> **Exercise prompt**: Report how many lines of the records below include the word "Welcome". Give nothing but the number.

Stored items

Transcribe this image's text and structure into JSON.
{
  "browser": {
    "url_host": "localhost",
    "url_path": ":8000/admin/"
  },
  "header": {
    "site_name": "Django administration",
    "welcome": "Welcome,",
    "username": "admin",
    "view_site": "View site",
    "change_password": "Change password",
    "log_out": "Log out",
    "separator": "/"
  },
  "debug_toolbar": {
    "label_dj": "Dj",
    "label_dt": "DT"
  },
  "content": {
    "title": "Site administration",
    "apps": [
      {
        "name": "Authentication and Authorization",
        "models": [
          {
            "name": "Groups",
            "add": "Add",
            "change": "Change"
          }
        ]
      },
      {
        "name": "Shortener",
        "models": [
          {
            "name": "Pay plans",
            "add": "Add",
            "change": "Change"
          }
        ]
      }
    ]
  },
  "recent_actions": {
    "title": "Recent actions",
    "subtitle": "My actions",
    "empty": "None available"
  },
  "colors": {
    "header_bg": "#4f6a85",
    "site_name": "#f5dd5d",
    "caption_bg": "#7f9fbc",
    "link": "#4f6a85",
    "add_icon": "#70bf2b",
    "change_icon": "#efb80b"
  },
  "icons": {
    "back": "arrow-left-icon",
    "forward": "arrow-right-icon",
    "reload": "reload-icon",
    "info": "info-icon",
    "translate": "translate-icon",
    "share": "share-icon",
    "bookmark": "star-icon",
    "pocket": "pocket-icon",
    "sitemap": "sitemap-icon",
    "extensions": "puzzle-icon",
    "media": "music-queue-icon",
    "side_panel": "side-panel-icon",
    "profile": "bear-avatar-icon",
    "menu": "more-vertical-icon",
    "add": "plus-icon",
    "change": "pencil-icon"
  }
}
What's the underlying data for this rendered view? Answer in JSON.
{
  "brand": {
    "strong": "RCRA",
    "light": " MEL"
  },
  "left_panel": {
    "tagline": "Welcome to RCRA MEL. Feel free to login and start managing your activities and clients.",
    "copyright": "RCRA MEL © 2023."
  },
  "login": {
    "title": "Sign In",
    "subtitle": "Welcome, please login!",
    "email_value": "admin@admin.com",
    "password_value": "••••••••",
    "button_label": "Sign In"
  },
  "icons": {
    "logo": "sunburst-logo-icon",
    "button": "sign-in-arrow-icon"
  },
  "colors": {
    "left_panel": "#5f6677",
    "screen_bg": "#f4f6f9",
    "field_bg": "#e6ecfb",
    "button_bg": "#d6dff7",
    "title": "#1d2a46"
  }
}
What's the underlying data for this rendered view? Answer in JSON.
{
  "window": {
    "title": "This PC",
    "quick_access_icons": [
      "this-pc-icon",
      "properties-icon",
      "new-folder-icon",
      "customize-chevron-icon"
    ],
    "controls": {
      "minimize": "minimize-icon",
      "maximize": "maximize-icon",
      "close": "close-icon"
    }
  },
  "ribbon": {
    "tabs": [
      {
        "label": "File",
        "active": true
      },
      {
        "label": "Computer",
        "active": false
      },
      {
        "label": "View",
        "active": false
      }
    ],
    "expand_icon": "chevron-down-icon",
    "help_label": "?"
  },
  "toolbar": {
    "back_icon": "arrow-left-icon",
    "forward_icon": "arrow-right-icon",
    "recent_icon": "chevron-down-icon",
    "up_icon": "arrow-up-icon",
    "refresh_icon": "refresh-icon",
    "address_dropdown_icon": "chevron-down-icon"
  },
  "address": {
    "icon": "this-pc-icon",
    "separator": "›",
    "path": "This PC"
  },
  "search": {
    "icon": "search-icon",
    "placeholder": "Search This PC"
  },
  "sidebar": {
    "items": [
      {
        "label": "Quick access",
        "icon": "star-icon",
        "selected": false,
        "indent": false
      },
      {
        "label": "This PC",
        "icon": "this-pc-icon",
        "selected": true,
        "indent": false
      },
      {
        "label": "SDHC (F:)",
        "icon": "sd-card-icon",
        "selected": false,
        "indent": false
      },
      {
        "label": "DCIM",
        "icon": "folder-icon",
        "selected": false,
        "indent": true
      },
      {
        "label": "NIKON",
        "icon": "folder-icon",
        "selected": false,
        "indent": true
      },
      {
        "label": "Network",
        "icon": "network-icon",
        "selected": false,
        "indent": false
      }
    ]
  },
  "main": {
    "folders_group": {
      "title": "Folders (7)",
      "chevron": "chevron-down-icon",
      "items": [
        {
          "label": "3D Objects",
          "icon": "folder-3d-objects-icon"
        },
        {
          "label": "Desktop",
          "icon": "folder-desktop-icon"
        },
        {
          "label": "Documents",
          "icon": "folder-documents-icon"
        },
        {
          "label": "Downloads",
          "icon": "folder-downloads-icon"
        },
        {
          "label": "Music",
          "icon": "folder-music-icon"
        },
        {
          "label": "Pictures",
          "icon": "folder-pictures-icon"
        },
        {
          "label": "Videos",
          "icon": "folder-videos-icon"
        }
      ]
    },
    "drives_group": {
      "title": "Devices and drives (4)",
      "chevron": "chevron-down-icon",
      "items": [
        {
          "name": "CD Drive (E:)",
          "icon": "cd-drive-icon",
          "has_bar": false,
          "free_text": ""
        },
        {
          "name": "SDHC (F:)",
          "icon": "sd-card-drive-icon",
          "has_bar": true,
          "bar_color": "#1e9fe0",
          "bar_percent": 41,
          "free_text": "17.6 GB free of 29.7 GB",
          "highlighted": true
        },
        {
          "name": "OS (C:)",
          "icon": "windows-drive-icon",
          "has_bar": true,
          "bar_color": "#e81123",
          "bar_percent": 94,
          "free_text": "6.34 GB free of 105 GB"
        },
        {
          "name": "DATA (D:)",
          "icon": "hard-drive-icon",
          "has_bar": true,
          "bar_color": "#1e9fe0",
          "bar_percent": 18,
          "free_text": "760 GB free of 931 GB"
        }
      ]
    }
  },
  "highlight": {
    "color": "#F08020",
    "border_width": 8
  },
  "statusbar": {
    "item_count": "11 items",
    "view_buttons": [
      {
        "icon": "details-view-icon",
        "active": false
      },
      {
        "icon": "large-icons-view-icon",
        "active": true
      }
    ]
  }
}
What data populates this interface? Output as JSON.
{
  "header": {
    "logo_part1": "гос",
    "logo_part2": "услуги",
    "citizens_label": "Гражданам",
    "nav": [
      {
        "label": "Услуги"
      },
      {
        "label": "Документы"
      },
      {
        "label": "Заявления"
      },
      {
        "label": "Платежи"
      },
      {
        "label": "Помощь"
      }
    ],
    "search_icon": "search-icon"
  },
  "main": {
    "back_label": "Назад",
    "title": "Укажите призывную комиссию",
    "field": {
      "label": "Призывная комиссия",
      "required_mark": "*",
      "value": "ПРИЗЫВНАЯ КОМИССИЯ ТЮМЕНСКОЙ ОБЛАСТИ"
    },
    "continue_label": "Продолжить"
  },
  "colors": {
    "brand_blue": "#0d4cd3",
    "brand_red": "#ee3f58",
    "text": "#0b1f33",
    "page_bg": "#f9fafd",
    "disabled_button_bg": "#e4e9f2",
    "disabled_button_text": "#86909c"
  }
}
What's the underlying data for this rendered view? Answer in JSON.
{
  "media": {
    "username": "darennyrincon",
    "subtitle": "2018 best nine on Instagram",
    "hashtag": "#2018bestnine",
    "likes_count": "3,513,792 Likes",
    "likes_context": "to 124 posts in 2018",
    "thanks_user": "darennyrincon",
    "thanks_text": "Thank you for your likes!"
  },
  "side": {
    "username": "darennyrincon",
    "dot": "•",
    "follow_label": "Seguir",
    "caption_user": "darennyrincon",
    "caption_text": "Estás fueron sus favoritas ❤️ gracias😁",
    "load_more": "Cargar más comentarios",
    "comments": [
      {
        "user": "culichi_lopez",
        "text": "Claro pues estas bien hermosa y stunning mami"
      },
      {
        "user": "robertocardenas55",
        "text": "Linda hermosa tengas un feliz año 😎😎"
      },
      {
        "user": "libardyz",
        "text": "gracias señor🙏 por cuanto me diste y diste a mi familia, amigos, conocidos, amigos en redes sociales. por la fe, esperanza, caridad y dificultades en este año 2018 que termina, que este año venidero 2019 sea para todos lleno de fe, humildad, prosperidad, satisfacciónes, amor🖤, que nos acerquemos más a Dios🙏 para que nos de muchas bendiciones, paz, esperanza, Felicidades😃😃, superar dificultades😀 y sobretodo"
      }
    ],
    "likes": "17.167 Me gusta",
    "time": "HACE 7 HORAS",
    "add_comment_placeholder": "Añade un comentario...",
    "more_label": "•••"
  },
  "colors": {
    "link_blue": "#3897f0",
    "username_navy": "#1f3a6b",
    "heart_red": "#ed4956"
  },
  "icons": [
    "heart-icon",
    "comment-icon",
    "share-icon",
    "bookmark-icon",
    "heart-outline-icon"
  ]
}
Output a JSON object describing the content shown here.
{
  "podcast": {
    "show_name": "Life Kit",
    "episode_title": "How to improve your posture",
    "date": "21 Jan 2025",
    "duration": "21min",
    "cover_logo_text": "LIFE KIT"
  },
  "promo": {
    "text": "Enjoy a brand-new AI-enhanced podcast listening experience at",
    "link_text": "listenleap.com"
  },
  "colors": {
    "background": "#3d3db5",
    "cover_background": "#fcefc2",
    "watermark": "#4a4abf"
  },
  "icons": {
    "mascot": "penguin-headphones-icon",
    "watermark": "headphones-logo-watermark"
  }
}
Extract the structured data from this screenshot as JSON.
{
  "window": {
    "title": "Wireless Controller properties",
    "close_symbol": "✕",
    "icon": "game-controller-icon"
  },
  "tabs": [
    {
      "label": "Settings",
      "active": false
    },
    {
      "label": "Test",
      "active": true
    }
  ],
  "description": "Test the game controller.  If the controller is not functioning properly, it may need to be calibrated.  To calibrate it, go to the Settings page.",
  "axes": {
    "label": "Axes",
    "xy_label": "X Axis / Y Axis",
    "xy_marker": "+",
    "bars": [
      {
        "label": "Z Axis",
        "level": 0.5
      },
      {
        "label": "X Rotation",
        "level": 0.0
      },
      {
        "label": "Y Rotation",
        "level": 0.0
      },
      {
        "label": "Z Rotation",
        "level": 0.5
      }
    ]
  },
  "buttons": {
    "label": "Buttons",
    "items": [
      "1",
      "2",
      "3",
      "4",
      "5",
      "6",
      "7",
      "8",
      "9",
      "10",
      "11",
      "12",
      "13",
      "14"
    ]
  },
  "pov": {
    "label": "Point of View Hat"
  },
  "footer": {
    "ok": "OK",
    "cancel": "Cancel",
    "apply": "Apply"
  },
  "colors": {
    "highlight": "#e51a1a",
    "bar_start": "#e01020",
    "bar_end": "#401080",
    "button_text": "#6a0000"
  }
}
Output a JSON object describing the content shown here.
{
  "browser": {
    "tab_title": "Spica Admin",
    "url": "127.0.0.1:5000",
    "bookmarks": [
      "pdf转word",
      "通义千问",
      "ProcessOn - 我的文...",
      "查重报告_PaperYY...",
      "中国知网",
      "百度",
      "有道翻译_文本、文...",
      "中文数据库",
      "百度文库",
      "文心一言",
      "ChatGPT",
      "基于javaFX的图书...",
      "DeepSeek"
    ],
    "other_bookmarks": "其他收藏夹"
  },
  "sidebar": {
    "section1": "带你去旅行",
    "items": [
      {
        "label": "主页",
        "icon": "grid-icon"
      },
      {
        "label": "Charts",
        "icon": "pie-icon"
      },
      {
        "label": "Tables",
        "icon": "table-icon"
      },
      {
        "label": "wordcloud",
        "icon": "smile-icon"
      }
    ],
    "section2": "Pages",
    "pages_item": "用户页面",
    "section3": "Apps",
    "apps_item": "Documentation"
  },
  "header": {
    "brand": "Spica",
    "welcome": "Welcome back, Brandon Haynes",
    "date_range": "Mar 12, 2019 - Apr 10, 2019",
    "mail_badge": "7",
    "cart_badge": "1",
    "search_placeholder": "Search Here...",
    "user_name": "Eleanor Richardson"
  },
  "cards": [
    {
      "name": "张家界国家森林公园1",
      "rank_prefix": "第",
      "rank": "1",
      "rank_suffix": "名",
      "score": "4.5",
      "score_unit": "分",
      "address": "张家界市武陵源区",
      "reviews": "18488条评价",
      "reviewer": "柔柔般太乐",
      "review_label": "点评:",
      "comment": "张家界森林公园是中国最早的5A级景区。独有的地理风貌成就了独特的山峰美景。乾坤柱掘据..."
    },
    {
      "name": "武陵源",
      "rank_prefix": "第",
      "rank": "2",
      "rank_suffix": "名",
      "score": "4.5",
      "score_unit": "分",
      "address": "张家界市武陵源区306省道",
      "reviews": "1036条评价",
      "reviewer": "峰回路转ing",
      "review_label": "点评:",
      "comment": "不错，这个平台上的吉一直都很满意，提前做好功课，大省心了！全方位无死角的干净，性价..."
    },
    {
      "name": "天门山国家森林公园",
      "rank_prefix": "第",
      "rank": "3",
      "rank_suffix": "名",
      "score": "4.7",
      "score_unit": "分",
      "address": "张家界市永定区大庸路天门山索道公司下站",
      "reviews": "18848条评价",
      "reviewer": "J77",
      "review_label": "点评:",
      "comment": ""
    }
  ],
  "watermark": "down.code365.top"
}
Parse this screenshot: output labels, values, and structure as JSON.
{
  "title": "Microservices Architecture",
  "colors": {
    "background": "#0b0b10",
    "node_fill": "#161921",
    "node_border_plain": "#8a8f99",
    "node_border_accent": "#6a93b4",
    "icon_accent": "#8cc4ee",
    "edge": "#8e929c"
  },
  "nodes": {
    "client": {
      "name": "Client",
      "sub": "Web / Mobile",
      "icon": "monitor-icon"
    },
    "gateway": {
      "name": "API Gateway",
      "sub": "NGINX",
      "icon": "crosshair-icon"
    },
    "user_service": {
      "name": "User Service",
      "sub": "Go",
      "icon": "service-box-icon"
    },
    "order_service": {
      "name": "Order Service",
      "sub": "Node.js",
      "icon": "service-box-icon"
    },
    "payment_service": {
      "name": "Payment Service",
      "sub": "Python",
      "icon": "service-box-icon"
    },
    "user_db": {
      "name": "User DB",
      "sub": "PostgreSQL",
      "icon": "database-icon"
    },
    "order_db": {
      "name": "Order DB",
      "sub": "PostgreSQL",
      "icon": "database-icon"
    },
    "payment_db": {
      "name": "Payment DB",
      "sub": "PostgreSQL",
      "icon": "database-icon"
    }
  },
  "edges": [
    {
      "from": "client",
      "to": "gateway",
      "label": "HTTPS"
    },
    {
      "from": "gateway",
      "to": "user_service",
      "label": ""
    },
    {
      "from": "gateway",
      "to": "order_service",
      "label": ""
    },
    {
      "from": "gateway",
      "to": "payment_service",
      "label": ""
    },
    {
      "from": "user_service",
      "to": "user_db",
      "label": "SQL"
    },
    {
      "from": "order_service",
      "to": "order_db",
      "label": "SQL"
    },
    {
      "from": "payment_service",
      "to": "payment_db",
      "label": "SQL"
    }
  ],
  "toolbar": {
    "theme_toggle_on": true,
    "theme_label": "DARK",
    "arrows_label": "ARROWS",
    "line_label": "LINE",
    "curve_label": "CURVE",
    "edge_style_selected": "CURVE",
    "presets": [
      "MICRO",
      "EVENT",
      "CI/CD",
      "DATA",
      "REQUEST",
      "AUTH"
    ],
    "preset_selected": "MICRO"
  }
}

> **Exercise solution**: 4